Thursday, August 10, 2006

Soul Searching by Numbers


[Two caveats are in order before my comments begin. First, this book is not to be confused with Christian Smith's Soul Searching: The Religious and Spiritual Lives of American Teenagers although there are certainly a plethora of similarities that could easily confuse. Overholt/Penner are Canadian, using someone else's data (mainly Bibby's) and write a much shorter book. Second, I am aware that there is another edition of this book but the one that I read and therefore can comment on is the one with the cover pictured at left. The other edition seems to be marginally newer and I'm not certain whether they updated anything.]

Although I technically teach at the same institution as Overholt, we have never actually met face-to-face. Besides a brief email/phone conversation that we had about a symposium I was organizing, we move in orbits that overlap but never collide. Overholt teaches on the Seminary side of the school and I teach on the University College side. Overholt teaches on Wednesday and I teach on Monday. The list could go on.

I say this because it was actually one of the main motivations for reading this book. I needed to get to know the work that Overholt was doing so I could figure out how to include it in my Canadian Youth Culture class. I did not know Penner at all before this but have discovered that he teaches a sociology of youth class at Lethbridge which has some similarities to the course that I teach. If nothing else, reading this book and doing some snooping around has given me a syllabus from someone else who is doing similar work. Well worth it in my opinion.

The tangential benefit of getting a sample syllabus is not the only value in reading this book however. Overholt and Penner have produced the only, to my knowledge at least, study that examines sociological data from a ministry perspective. I'm aware of Reg Bibby's Canada's Teens and considered it last year but found some weaknesses to it, the largest of which is that it is dated. A snapshot, especially of such things of values and priorities, is only useful for a short while after it has been taken. Canada's Teens is about teens in the 90's. The consitutional crisis in Quebec causes more anxiety than 9/11 because the data was taken before 2000. Not overly helpful now almost a decade later.

Soul Searching falls prey to some of the same aging problems. The most glaring example for me was Chapter Six - Digital Divides. I've seen recent statistics which show that the numbers presented on page 81 are not valid any longer. I think that teens are more wired now than they were six years ago. The rise of MSN, MySpace and economical high speed connections all point to more recreational usage than before. The conclusions that Overholt/Penner draw are reasonable given the data set they have before them but that data set is too old to adequately describe the teens I work with today.

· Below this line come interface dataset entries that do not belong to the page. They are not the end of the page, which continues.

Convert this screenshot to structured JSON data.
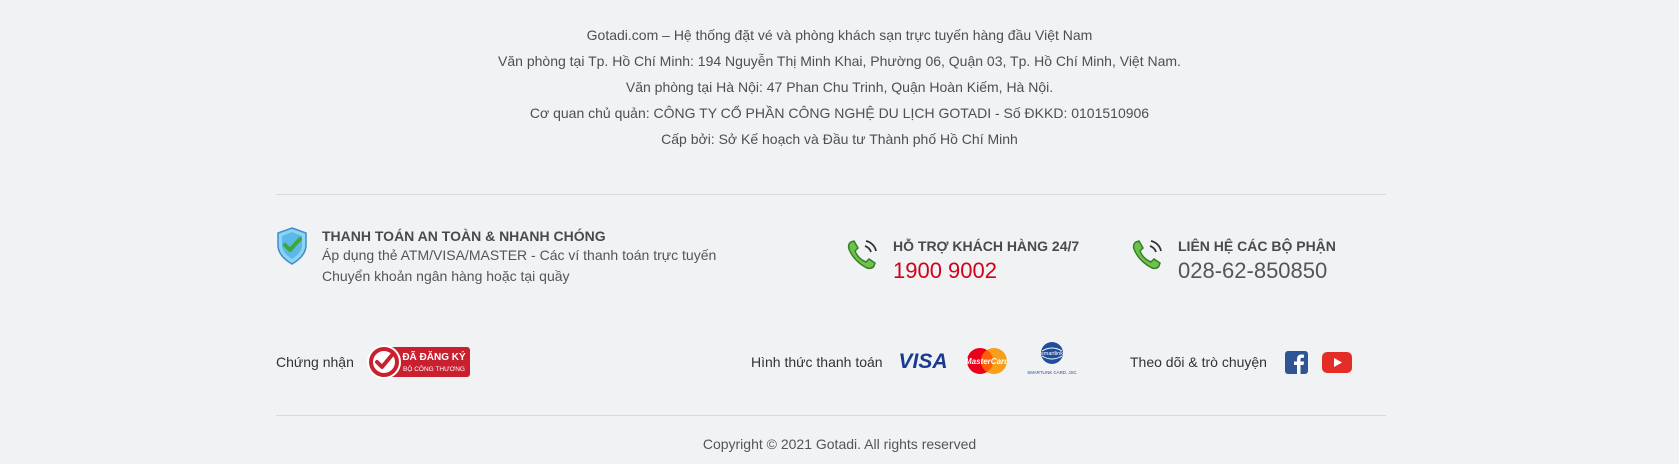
{
  "company": {
    "line1": "Gotadi.com – Hệ thống đặt vé và phòng khách sạn trực tuyến hàng đầu Việt Nam",
    "line2": "Văn phòng tại Tp. Hồ Chí Minh: 194 Nguyễn Thị Minh Khai, Phường 06, Quận 03, Tp. Hồ Chí Minh, Việt Nam.",
    "line3": "Văn phòng tại Hà Nội: 47 Phan Chu Trinh, Quận Hoàn Kiếm, Hà Nội.",
    "line4": "Cơ quan chủ quản: CÔNG TY CỔ PHẦN CÔNG NGHỆ DU LỊCH GOTADI - Số ĐKKD: 0101510906",
    "line5": "Cấp bởi: Sở Kế hoạch và Đầu tư Thành phố Hồ Chí Minh"
  },
  "payment_info": {
    "title": "THANH TOÁN AN TOÀN & NHANH CHÓNG",
    "line1": "Áp dụng thẻ ATM/VISA/MASTER - Các ví thanh toán trực tuyến",
    "line2": "Chuyển khoản ngân hàng hoặc tại quầy",
    "icon": "shield-check-icon"
  },
  "support": {
    "title": "HỖ TRỢ KHÁCH HÀNG 24/7",
    "number": "1900 9002",
    "icon": "phone-icon",
    "number_color": "#d0021b"
  },
  "contact": {
    "title": "LIÊN HỆ CÁC BỘ PHẬN",
    "number": "028-62-850850",
    "icon": "phone-icon"
  },
  "certification": {
    "label": "Chứng nhận",
    "badge_line1": "ĐÃ ĐĂNG KÝ",
    "badge_line2": "BỘ CÔNG THƯƠNG"
  },
  "payment_methods": {
    "label": "Hình thức thanh toán",
    "visa": "VISA",
    "mastercard": "MasterCard",
    "smartlink_top": "smartlink",
    "smartlink_bottom": "SMARTLINK CARD, JSC"
  },
  "social": {
    "label": "Theo dõi & trò chuyện",
    "facebook_icon": "facebook-icon",
    "youtube_icon": "youtube-icon"
  },
  "footer": {
    "copyright": "Copyright © 2021 Gotadi. All rights reserved"
  },
  "colors": {
    "background": "#f0f2f4",
    "accent_red": "#d0021b",
    "phone_green": "#4caf50"
  }
}
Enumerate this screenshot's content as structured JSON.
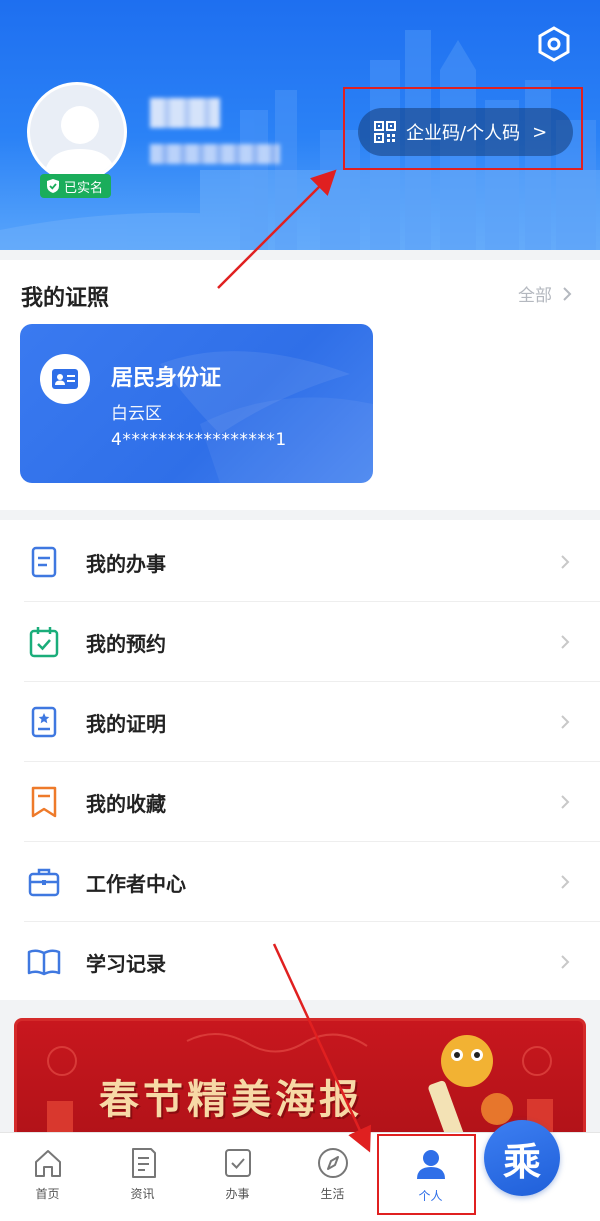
{
  "header": {
    "verified_label": "已实名",
    "code_button_label": "企业码/个人码",
    "chevron": ">"
  },
  "licences": {
    "section_title": "我的证照",
    "view_all_label": "全部",
    "card": {
      "title": "居民身份证",
      "district": "白云区",
      "number": "4*****************1"
    }
  },
  "menu": {
    "items": [
      {
        "label": "我的办事",
        "icon": "document-icon"
      },
      {
        "label": "我的预约",
        "icon": "calendar-check-icon"
      },
      {
        "label": "我的证明",
        "icon": "certificate-icon"
      },
      {
        "label": "我的收藏",
        "icon": "bookmark-icon"
      },
      {
        "label": "工作者中心",
        "icon": "briefcase-icon"
      },
      {
        "label": "学习记录",
        "icon": "book-icon"
      }
    ]
  },
  "banner": {
    "title": "春节精美海报"
  },
  "tabbar": {
    "tabs": [
      {
        "label": "首页",
        "icon": "home-icon"
      },
      {
        "label": "资讯",
        "icon": "news-icon"
      },
      {
        "label": "办事",
        "icon": "task-check-icon"
      },
      {
        "label": "生活",
        "icon": "compass-icon"
      },
      {
        "label": "个人",
        "icon": "person-icon",
        "active": true
      }
    ],
    "fab_glyph": "乘"
  },
  "colors": {
    "brand_blue": "#2f6fe8",
    "verified_green": "#1aad5b",
    "annotation_red": "#e02020",
    "banner_red": "#c8171e"
  }
}
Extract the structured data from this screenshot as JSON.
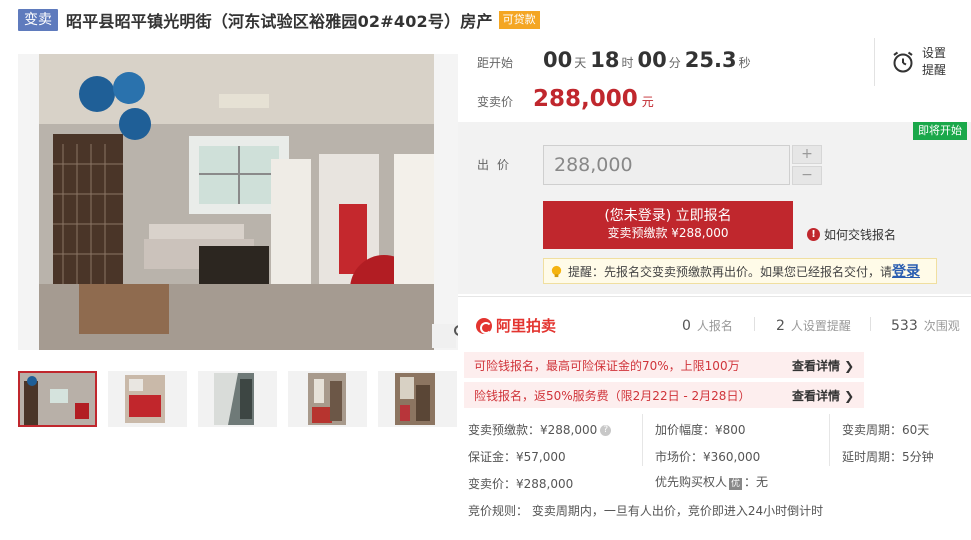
{
  "header": {
    "tag": "变卖",
    "title": "昭平县昭平镇光明街（河东试验区裕雅园02#402号）房产",
    "loan_tag": "可贷款"
  },
  "gallery": {
    "thumbnail_count": 5
  },
  "countdown": {
    "label": "距开始",
    "days": "00",
    "day_unit": "天",
    "hours": "18",
    "hour_unit": "时",
    "minutes": "00",
    "minute_unit": "分",
    "seconds": "25.3",
    "second_unit": "秒"
  },
  "reminder": {
    "line1": "设置",
    "line2": "提醒"
  },
  "price": {
    "label": "变卖价",
    "value": "288,000",
    "unit": "元"
  },
  "bid": {
    "status_badge": "即将开始",
    "label": "出价",
    "input_value": "288,000",
    "plus": "+",
    "minus": "−",
    "signup_main": "(您未登录) 立即报名",
    "signup_sub": "变卖预缴款 ¥288,000",
    "how_to_pay": "如何交钱报名",
    "tip": "提醒：先报名交变卖预缴款再出价。如果您已经报名交付，请",
    "tip_link": "登录"
  },
  "stats": {
    "platform": "阿里拍卖",
    "signups_count": "0",
    "signups_label": "人报名",
    "reminders_count": "2",
    "reminders_label": "人设置提醒",
    "views_count": "533",
    "views_label": "次围观"
  },
  "promos": [
    {
      "text": "可险钱报名，最高可险保证金的70%，上限100万",
      "link": "查看详情 ❯"
    },
    {
      "text": "险钱报名，返50%服务费（限2月22日 - 2月28日）",
      "link": "查看详情 ❯"
    }
  ],
  "details": {
    "deposit_prepay": "变卖预缴款：¥288,000",
    "increment": "加价幅度：¥800",
    "period": "变卖周期：60天",
    "bond": "保证金：¥57,000",
    "market_price": "市场价：¥360,000",
    "delay": "延时周期：5分钟",
    "sale_price": "变卖价：¥288,000",
    "preemptive_prefix": "优先购买权人",
    "preemptive_tag": "优",
    "preemptive_value": "：无",
    "rules": "竞价规则： 变卖周期内，一旦有人出价，竞价即进入24小时倒计时"
  }
}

This weakness does not mean that there is no value to this book, or even to some of the numbers that Overholt/Penner look at. Overholt/Penner draw out, for instance, the real stresses of adolescence - school combined with planning for the future. While the numbers may vary from year to year, I think that teens in this generation will always rank "Pressure to do well at school" and "What to do when finished school" followed closely by "Never seem to have enough time" as their top three personal concerns (see page 112). Although it might not be clear from my other posts on this blog, the issue of adolescence and vocation is a burning concern for me. Overholt/Penner nail it and bring it to the fore.

The conclusions that Overhold/Penner draw from the data, such as the stresses listed above, are generally good. It is a tricky thing to take the sociological data and move to the practice of ministry. I think the book would have been stronger if they had a more articulated understanding of the descriptive or interpretative nature of sociology and the normative nature of theology. If that relationship was clear then evangelical pragmatism, the default position for most of us, would not be so apparent when it came to 'doing' ministry with youth. On the other hand, Overholt/Penner have given the church a short precis of some well informed youth ministry practices. Perhaps there will be an update soon.

0 Comments:

Post a Comment

Links to this post:

Create a Link

<< Home

/body>